◆ **What to produce**
Every line below that contains "bookmarks" is to be copied.

◆ **Records for the task**

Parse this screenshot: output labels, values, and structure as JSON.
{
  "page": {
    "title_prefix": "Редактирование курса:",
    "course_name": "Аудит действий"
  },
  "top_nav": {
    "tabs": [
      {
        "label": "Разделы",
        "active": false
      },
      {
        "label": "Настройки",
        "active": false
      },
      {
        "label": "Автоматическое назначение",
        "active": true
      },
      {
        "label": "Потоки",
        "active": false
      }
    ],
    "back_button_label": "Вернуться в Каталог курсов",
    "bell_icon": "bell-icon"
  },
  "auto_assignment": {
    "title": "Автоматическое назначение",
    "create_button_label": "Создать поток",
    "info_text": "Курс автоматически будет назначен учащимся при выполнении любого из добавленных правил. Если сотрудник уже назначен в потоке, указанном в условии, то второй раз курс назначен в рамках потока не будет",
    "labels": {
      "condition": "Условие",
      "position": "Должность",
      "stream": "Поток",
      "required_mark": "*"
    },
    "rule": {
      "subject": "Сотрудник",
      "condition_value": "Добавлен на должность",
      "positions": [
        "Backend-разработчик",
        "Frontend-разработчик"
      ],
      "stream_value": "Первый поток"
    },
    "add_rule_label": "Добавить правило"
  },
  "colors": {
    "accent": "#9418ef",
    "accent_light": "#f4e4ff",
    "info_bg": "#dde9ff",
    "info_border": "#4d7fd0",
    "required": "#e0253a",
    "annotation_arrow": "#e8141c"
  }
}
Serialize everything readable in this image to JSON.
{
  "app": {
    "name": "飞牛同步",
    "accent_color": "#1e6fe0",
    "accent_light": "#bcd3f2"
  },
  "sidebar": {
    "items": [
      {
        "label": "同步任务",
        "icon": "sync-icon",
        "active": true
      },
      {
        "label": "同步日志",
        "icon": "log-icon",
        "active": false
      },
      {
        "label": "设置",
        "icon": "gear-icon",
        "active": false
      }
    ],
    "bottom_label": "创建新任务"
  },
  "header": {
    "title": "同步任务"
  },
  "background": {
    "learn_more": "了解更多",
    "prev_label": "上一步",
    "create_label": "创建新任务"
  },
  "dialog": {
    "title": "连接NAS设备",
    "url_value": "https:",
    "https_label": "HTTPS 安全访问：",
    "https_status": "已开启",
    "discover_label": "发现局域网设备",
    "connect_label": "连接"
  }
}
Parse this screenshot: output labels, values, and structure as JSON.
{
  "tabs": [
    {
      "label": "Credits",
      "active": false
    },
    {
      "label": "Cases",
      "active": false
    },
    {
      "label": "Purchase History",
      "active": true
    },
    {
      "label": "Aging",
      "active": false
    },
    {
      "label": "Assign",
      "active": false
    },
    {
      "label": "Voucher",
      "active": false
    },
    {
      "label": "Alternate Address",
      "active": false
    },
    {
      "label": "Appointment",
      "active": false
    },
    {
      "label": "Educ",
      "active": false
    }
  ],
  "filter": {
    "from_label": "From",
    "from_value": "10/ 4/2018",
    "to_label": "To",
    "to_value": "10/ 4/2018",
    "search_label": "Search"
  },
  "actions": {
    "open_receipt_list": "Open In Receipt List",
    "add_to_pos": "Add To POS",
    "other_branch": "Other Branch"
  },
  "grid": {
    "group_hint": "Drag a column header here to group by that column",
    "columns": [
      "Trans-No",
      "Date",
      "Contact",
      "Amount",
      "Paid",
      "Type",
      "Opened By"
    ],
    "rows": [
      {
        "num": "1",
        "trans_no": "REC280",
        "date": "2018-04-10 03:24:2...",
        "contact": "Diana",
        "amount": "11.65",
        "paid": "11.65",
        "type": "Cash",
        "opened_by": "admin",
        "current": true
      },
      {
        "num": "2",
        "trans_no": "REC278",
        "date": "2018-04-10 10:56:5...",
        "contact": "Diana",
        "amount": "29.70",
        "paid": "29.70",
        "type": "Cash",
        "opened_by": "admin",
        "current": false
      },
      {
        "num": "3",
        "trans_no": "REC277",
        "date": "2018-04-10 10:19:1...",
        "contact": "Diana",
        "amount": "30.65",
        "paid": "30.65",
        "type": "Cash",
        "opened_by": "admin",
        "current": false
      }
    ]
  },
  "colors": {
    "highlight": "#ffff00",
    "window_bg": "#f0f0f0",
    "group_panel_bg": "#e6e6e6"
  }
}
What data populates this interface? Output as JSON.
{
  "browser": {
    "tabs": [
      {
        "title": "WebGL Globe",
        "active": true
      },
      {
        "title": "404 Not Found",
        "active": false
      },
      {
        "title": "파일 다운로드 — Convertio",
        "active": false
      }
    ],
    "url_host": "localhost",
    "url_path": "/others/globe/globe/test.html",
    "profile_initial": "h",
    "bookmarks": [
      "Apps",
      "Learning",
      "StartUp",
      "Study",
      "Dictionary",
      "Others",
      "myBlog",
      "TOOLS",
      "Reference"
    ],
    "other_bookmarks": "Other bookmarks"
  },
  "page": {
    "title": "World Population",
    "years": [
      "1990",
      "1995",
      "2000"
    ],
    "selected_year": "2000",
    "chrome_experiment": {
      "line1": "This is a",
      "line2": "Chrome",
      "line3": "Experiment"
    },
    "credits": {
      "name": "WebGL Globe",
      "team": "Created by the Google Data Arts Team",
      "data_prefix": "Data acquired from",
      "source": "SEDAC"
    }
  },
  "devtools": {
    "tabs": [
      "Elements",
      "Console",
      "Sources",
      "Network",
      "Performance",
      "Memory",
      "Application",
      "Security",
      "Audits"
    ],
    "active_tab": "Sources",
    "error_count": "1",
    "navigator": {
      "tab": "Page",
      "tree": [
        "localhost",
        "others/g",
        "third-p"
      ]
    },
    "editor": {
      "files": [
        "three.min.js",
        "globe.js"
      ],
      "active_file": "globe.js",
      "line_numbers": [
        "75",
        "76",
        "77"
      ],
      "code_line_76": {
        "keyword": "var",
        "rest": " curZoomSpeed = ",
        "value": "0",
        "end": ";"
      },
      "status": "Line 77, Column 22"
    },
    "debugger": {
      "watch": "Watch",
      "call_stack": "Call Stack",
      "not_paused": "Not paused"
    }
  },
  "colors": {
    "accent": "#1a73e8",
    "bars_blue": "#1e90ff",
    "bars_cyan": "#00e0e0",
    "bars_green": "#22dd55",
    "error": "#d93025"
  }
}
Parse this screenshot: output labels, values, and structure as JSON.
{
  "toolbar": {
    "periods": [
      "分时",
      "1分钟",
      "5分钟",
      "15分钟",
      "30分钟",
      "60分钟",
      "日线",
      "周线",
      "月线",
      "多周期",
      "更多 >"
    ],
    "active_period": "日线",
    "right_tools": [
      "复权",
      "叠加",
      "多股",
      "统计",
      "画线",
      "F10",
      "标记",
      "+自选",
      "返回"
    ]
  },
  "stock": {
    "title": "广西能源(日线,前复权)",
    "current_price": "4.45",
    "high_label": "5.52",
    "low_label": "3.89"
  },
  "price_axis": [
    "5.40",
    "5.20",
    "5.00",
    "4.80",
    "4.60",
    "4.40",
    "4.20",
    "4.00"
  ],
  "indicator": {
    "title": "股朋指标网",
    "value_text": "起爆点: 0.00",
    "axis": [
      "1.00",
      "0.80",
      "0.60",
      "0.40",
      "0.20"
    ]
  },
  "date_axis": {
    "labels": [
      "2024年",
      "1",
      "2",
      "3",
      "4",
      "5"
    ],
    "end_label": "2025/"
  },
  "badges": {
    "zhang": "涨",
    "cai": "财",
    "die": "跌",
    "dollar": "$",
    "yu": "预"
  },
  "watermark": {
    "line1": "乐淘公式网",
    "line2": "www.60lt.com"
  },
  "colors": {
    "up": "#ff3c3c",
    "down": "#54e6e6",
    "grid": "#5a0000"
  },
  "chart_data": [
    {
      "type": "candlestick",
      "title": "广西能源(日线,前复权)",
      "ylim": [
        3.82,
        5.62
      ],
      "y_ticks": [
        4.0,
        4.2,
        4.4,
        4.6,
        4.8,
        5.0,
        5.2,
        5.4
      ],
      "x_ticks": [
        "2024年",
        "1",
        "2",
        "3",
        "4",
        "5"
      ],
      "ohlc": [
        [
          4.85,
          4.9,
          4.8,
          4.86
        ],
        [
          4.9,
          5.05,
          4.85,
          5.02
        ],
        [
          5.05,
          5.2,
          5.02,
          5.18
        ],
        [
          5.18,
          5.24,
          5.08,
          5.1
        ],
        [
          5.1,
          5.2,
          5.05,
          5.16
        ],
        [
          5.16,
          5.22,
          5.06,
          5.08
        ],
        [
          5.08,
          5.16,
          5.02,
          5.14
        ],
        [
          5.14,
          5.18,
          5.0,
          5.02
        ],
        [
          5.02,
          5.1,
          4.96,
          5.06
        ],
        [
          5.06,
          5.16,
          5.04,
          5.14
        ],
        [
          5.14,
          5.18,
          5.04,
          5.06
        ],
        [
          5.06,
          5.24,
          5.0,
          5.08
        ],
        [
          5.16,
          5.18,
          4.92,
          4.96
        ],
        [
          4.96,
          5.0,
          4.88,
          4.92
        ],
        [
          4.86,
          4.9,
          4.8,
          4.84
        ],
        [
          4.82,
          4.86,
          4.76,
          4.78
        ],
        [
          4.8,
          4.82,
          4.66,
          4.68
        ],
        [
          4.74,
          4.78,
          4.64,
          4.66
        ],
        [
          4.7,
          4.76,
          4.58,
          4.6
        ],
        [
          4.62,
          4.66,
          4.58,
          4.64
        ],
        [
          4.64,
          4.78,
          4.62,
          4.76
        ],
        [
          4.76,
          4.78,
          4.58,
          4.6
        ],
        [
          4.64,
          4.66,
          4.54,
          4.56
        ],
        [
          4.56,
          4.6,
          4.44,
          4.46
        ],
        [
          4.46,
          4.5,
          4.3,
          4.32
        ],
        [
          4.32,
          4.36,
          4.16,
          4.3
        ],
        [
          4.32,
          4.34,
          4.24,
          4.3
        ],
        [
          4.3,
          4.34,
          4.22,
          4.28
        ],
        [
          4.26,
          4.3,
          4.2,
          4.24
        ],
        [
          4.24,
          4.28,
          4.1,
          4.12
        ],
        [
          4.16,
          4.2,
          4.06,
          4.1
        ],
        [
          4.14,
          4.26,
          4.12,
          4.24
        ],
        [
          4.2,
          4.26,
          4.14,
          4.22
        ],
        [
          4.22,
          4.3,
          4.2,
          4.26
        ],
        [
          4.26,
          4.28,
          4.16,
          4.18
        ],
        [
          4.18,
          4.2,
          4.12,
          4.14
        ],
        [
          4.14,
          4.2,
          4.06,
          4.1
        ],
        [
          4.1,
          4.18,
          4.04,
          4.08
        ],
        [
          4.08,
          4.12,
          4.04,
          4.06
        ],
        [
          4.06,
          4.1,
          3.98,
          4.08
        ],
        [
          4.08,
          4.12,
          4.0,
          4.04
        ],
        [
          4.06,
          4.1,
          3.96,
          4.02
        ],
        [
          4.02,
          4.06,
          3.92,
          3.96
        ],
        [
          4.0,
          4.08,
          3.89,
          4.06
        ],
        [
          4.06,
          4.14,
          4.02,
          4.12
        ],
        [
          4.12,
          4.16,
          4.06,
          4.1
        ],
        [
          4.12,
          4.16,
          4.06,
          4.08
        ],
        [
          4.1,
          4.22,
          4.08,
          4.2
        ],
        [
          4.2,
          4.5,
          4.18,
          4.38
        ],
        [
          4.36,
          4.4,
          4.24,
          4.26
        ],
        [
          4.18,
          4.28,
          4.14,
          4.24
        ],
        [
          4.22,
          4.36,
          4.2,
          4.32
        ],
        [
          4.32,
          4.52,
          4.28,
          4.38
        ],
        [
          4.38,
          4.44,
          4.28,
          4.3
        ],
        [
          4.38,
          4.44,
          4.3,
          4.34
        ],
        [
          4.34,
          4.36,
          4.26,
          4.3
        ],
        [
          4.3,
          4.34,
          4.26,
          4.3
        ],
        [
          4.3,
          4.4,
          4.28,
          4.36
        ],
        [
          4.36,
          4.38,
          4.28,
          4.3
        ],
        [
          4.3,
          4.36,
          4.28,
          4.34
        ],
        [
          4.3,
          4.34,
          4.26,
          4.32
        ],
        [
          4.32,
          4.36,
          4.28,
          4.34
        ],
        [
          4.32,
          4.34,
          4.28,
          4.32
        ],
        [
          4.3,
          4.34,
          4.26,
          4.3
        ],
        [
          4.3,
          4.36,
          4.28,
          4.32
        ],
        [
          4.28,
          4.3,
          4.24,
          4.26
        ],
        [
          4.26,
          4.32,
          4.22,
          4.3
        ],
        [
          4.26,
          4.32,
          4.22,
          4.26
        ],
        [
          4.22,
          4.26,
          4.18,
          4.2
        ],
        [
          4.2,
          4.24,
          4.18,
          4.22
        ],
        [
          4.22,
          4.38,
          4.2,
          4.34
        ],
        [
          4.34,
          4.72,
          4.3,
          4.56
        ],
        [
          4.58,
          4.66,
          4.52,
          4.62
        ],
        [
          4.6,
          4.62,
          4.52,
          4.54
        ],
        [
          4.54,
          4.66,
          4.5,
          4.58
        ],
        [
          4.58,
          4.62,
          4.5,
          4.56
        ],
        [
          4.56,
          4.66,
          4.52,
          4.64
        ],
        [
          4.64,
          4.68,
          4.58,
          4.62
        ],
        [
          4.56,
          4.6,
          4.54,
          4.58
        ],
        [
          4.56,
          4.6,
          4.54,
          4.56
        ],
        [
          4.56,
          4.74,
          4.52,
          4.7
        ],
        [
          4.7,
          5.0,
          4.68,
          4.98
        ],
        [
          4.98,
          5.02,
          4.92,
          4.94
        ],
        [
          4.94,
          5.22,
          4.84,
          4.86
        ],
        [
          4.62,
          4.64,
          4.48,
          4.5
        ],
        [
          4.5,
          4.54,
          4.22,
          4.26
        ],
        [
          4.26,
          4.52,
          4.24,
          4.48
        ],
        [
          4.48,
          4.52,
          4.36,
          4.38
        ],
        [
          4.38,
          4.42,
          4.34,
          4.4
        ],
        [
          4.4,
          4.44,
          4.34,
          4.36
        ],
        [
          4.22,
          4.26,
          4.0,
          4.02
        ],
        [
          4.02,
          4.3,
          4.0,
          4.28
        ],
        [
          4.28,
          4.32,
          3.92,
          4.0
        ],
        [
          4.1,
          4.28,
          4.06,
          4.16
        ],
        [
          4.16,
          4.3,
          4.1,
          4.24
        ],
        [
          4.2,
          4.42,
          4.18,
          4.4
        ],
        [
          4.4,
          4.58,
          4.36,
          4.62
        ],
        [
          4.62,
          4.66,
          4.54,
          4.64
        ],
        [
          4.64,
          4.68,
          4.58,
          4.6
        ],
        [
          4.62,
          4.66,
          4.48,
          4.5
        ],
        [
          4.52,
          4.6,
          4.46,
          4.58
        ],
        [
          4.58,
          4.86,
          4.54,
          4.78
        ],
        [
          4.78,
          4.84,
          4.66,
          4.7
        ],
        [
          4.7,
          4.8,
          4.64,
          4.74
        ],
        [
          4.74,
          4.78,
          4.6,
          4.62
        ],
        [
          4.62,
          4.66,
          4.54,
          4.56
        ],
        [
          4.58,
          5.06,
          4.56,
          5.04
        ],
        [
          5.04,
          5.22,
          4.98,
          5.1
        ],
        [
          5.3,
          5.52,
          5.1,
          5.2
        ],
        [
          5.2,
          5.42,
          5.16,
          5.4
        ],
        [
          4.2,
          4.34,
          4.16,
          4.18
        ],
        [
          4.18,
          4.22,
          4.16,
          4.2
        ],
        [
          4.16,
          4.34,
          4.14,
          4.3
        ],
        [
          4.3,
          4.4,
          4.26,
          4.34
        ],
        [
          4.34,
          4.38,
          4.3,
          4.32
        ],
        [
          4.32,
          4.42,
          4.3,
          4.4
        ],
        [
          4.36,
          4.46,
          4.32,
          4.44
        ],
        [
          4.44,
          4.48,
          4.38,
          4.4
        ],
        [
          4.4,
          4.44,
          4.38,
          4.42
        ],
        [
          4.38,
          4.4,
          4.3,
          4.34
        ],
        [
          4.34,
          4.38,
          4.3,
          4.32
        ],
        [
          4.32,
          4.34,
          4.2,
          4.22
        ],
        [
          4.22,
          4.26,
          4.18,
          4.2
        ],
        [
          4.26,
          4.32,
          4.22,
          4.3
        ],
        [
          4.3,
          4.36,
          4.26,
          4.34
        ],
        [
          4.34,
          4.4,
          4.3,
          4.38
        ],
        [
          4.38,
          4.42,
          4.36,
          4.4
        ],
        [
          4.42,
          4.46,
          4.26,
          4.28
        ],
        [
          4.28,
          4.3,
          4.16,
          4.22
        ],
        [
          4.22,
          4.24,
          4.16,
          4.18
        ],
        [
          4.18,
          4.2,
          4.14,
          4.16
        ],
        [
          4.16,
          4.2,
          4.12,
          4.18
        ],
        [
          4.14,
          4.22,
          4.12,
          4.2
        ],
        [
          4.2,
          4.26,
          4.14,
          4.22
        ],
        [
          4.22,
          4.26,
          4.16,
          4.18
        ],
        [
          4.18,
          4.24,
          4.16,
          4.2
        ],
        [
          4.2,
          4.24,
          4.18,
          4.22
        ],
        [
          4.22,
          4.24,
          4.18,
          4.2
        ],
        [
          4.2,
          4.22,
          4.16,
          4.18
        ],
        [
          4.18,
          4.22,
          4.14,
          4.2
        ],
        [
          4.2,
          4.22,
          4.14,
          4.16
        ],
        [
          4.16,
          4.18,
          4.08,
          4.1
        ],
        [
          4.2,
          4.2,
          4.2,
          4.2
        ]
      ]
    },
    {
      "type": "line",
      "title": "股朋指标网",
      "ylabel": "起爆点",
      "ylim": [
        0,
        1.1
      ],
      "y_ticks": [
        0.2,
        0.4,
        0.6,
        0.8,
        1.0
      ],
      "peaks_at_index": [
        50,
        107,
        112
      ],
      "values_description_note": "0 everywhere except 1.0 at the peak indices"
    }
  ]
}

◆ **Reply to the exercise**
    "bookmarks": [
    "other_bookmarks": "Other bookmarks"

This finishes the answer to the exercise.